Component data from apps and pages
Segment Open

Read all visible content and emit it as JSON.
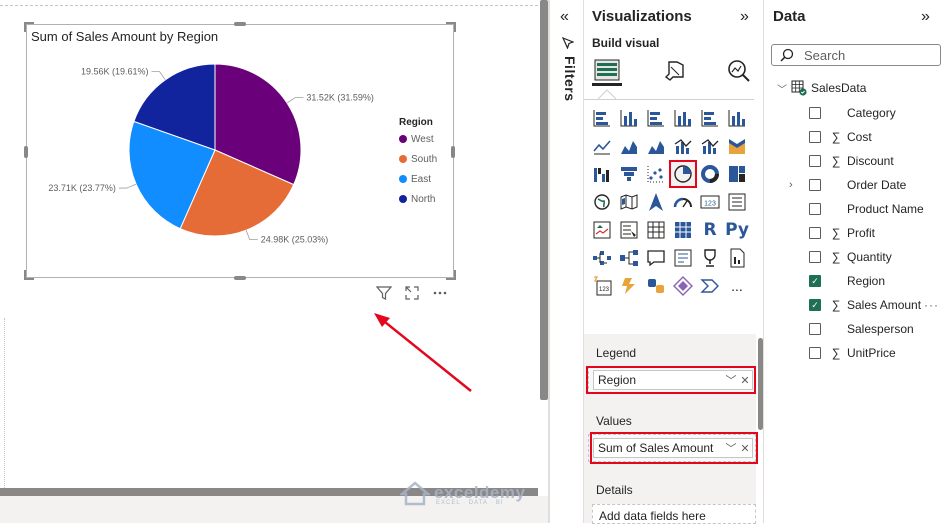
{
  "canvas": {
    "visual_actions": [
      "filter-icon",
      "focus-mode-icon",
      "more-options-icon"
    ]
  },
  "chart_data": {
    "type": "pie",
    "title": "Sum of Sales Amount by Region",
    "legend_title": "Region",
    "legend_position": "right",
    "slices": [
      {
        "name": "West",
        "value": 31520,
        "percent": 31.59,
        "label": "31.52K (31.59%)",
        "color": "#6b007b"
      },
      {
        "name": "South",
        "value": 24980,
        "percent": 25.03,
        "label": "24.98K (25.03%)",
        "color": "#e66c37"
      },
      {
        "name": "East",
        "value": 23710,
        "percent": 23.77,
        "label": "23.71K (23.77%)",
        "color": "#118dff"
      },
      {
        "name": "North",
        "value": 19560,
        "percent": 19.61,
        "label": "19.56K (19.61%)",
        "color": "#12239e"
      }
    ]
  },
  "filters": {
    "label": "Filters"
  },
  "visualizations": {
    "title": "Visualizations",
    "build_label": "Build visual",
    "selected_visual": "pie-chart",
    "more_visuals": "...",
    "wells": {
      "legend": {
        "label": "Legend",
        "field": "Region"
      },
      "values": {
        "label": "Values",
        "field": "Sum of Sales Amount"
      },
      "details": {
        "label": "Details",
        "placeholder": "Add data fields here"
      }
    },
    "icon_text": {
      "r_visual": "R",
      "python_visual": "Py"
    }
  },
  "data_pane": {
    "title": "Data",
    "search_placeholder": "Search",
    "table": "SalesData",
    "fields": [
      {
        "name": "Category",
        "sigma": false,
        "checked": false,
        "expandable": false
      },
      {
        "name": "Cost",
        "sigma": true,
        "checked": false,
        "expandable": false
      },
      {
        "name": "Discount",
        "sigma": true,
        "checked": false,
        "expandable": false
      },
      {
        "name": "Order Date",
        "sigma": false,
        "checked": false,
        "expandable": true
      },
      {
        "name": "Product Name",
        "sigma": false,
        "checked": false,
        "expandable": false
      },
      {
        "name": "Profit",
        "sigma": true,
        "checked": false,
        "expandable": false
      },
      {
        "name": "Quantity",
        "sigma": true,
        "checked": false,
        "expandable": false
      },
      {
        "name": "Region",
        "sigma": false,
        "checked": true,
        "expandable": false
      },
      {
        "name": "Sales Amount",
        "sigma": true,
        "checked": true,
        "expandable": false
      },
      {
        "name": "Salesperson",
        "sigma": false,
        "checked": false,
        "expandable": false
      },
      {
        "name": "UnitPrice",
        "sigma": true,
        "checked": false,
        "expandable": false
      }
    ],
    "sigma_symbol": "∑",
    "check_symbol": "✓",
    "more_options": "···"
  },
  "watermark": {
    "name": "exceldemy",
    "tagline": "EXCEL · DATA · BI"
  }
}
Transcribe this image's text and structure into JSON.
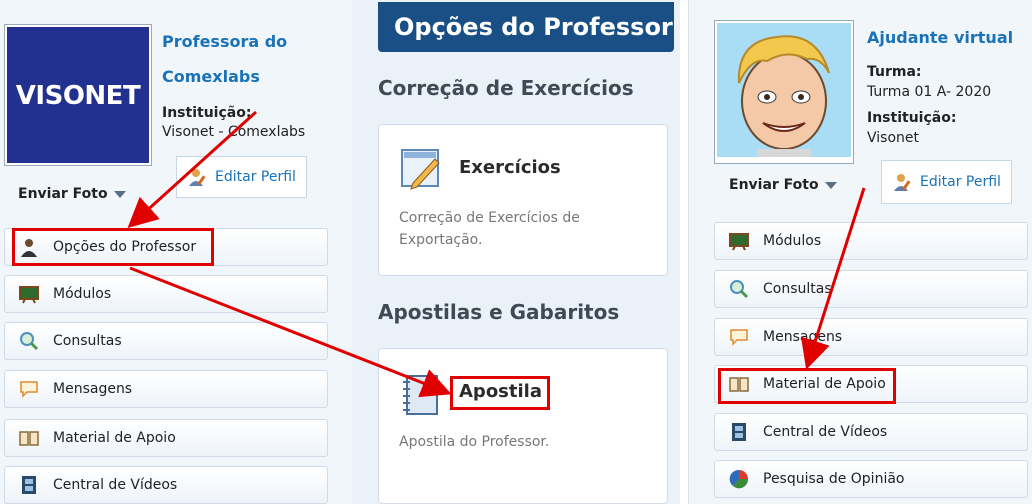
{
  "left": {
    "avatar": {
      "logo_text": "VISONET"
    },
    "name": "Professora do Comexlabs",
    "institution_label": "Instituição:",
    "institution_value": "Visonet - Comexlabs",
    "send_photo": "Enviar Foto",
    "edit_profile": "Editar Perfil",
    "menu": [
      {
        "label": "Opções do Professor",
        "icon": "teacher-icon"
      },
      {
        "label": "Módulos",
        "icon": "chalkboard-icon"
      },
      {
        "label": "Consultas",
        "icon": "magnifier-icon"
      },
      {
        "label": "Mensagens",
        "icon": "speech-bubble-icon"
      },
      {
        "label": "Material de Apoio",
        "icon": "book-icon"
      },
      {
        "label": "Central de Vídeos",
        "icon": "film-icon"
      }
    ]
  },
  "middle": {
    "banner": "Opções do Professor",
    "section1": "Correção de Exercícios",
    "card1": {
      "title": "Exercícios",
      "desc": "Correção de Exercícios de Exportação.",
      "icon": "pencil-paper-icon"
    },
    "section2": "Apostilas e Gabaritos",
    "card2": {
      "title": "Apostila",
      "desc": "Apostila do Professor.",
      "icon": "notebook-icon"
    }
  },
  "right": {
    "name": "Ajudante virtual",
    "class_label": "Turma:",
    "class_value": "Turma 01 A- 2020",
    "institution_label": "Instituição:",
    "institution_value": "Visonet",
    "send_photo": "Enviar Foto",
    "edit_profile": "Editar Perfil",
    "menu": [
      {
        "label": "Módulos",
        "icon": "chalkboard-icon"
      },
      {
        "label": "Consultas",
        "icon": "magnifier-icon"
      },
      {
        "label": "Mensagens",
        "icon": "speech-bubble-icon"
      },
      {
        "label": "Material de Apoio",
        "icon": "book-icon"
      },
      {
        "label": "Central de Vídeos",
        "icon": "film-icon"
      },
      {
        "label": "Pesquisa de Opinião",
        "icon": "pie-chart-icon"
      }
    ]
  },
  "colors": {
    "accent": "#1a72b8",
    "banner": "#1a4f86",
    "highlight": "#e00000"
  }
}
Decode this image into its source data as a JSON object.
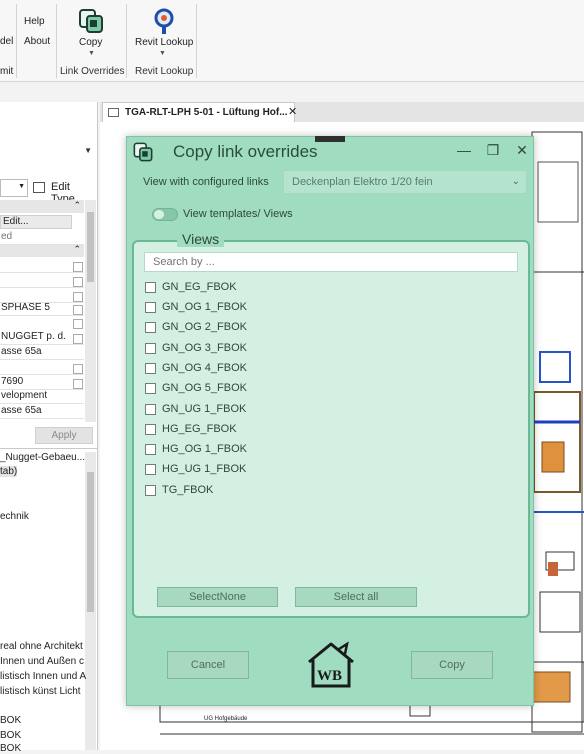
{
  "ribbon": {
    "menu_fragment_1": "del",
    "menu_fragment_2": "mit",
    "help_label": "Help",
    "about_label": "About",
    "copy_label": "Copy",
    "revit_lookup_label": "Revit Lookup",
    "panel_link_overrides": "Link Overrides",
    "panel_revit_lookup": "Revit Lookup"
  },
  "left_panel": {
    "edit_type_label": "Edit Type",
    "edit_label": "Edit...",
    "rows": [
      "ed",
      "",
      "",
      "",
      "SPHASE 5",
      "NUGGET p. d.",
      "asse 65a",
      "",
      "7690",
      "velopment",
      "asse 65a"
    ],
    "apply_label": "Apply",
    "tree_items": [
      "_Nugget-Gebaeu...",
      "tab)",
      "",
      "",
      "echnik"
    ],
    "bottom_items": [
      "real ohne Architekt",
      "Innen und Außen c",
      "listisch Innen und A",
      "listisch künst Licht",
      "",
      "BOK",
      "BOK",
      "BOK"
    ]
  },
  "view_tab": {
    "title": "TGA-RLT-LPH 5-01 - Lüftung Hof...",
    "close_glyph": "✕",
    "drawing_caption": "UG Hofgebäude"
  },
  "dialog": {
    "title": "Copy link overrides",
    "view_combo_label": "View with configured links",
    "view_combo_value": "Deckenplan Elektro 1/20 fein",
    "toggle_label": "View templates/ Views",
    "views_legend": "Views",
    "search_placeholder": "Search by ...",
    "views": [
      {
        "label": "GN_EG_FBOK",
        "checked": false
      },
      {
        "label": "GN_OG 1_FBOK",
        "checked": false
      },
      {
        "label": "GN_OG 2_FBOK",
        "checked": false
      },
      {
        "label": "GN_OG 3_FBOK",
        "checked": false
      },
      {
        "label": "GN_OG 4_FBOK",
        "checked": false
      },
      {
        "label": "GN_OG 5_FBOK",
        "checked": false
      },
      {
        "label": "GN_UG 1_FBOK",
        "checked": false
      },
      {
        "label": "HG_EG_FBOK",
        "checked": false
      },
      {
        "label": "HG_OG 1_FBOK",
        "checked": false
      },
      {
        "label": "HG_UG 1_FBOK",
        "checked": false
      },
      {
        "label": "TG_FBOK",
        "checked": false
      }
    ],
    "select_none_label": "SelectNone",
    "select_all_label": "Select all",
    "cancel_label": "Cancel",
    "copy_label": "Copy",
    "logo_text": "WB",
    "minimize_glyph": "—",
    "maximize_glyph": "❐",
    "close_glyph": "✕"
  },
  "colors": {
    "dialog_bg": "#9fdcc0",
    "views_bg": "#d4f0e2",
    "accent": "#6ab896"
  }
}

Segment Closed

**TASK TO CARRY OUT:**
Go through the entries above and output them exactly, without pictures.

**EXERCISE RESULT:**
Read all visible content and emit it as JSON.
{
  "canvas": {
    "visual_actions": [
      "filter-icon",
      "focus-mode-icon",
      "more-options-icon"
    ]
  },
  "chart_data": {
    "type": "pie",
    "title": "Sum of Sales Amount by Region",
    "legend_title": "Region",
    "legend_position": "right",
    "slices": [
      {
        "name": "West",
        "value": 31520,
        "percent": 31.59,
        "label": "31.52K (31.59%)",
        "color": "#6b007b"
      },
      {
        "name": "South",
        "value": 24980,
        "percent": 25.03,
        "label": "24.98K (25.03%)",
        "color": "#e66c37"
      },
      {
        "name": "East",
        "value": 23710,
        "percent": 23.77,
        "label": "23.71K (23.77%)",
        "color": "#118dff"
      },
      {
        "name": "North",
        "value": 19560,
        "percent": 19.61,
        "label": "19.56K (19.61%)",
        "color": "#12239e"
      }
    ]
  },
  "filters": {
    "label": "Filters"
  },
  "visualizations": {
    "title": "Visualizations",
    "build_label": "Build visual",
    "selected_visual": "pie-chart",
    "more_visuals": "...",
    "wells": {
      "legend": {
        "label": "Legend",
        "field": "Region"
      },
      "values": {
        "label": "Values",
        "field": "Sum of Sales Amount"
      },
      "details": {
        "label": "Details",
        "placeholder": "Add data fields here"
      }
    },
    "icon_text": {
      "r_visual": "R",
      "python_visual": "Py"
    }
  },
  "data_pane": {
    "title": "Data",
    "search_placeholder": "Search",
    "table": "SalesData",
    "fields": [
      {
        "name": "Category",
        "sigma": false,
        "checked": false,
        "expandable": false
      },
      {
        "name": "Cost",
        "sigma": true,
        "checked": false,
        "expandable": false
      },
      {
        "name": "Discount",
        "sigma": true,
        "checked": false,
        "expandable": false
      },
      {
        "name": "Order Date",
        "sigma": false,
        "checked": false,
        "expandable": true
      },
      {
        "name": "Product Name",
        "sigma": false,
        "checked": false,
        "expandable": false
      },
      {
        "name": "Profit",
        "sigma": true,
        "checked": false,
        "expandable": false
      },
      {
        "name": "Quantity",
        "sigma": true,
        "checked": false,
        "expandable": false
      },
      {
        "name": "Region",
        "sigma": false,
        "checked": true,
        "expandable": false
      },
      {
        "name": "Sales Amount",
        "sigma": true,
        "checked": true,
        "expandable": false
      },
      {
        "name": "Salesperson",
        "sigma": false,
        "checked": false,
        "expandable": false
      },
      {
        "name": "UnitPrice",
        "sigma": true,
        "checked": false,
        "expandable": false
      }
    ],
    "sigma_symbol": "∑",
    "check_symbol": "✓",
    "more_options": "···"
  },
  "watermark": {
    "name": "exceldemy",
    "tagline": "EXCEL · DATA · BI"
  }
}
Transcribe this image's text and structure into JSON.
{
  "left": {
    "avatar": {
      "logo_text": "VISONET"
    },
    "name": "Professora do Comexlabs",
    "institution_label": "Instituição:",
    "institution_value": "Visonet - Comexlabs",
    "send_photo": "Enviar Foto",
    "edit_profile": "Editar Perfil",
    "menu": [
      {
        "label": "Opções do Professor",
        "icon": "teacher-icon"
      },
      {
        "label": "Módulos",
        "icon": "chalkboard-icon"
      },
      {
        "label": "Consultas",
        "icon": "magnifier-icon"
      },
      {
        "label": "Mensagens",
        "icon": "speech-bubble-icon"
      },
      {
        "label": "Material de Apoio",
        "icon": "book-icon"
      },
      {
        "label": "Central de Vídeos",
        "icon": "film-icon"
      }
    ]
  },
  "middle": {
    "banner": "Opções do Professor",
    "section1": "Correção de Exercícios",
    "card1": {
      "title": "Exercícios",
      "desc": "Correção de Exercícios de Exportação.",
      "icon": "pencil-paper-icon"
    },
    "section2": "Apostilas e Gabaritos",
    "card2": {
      "title": "Apostila",
      "desc": "Apostila do Professor.",
      "icon": "notebook-icon"
    }
  },
  "right": {
    "name": "Ajudante virtual",
    "class_label": "Turma:",
    "class_value": "Turma 01 A- 2020",
    "institution_label": "Instituição:",
    "institution_value": "Visonet",
    "send_photo": "Enviar Foto",
    "edit_profile": "Editar Perfil",
    "menu": [
      {
        "label": "Módulos",
        "icon": "chalkboard-icon"
      },
      {
        "label": "Consultas",
        "icon": "magnifier-icon"
      },
      {
        "label": "Mensagens",
        "icon": "speech-bubble-icon"
      },
      {
        "label": "Material de Apoio",
        "icon": "book-icon"
      },
      {
        "label": "Central de Vídeos",
        "icon": "film-icon"
      },
      {
        "label": "Pesquisa de Opinião",
        "icon": "pie-chart-icon"
      }
    ]
  },
  "colors": {
    "accent": "#1a72b8",
    "banner": "#1a4f86",
    "highlight": "#e00000"
  }
}
Decode this image into its source data as a JSON object.
{
  "ribbon": {
    "menu_fragment_1": "del",
    "menu_fragment_2": "mit",
    "help_label": "Help",
    "about_label": "About",
    "copy_label": "Copy",
    "revit_lookup_label": "Revit Lookup",
    "panel_link_overrides": "Link Overrides",
    "panel_revit_lookup": "Revit Lookup"
  },
  "left_panel": {
    "edit_type_label": "Edit Type",
    "edit_label": "Edit...",
    "rows": [
      "ed",
      "",
      "",
      "",
      "SPHASE 5",
      "NUGGET p. d.",
      "asse 65a",
      "",
      "7690",
      "velopment",
      "asse 65a"
    ],
    "apply_label": "Apply",
    "tree_items": [
      "_Nugget-Gebaeu...",
      "tab)",
      "",
      "",
      "echnik"
    ],
    "bottom_items": [
      "real ohne Architekt",
      "Innen und Außen c",
      "listisch Innen und A",
      "listisch künst Licht",
      "",
      "BOK",
      "BOK",
      "BOK"
    ]
  },
  "view_tab": {
    "title": "TGA-RLT-LPH 5-01 - Lüftung Hof...",
    "close_glyph": "✕",
    "drawing_caption": "UG Hofgebäude"
  },
  "dialog": {
    "title": "Copy link overrides",
    "view_combo_label": "View with configured links",
    "view_combo_value": "Deckenplan Elektro 1/20 fein",
    "toggle_label": "View templates/ Views",
    "views_legend": "Views",
    "search_placeholder": "Search by ...",
    "views": [
      {
        "label": "GN_EG_FBOK",
        "checked": false
      },
      {
        "label": "GN_OG 1_FBOK",
        "checked": false
      },
      {
        "label": "GN_OG 2_FBOK",
        "checked": false
      },
      {
        "label": "GN_OG 3_FBOK",
        "checked": false
      },
      {
        "label": "GN_OG 4_FBOK",
        "checked": false
      },
      {
        "label": "GN_OG 5_FBOK",
        "checked": false
      },
      {
        "label": "GN_UG 1_FBOK",
        "checked": false
      },
      {
        "label": "HG_EG_FBOK",
        "checked": false
      },
      {
        "label": "HG_OG 1_FBOK",
        "checked": false
      },
      {
        "label": "HG_UG 1_FBOK",
        "checked": false
      },
      {
        "label": "TG_FBOK",
        "checked": false
      }
    ],
    "select_none_label": "SelectNone",
    "select_all_label": "Select all",
    "cancel_label": "Cancel",
    "copy_label": "Copy",
    "logo_text": "WB",
    "minimize_glyph": "—",
    "maximize_glyph": "❐",
    "close_glyph": "✕"
  },
  "colors": {
    "dialog_bg": "#9fdcc0",
    "views_bg": "#d4f0e2",
    "accent": "#6ab896"
  }
}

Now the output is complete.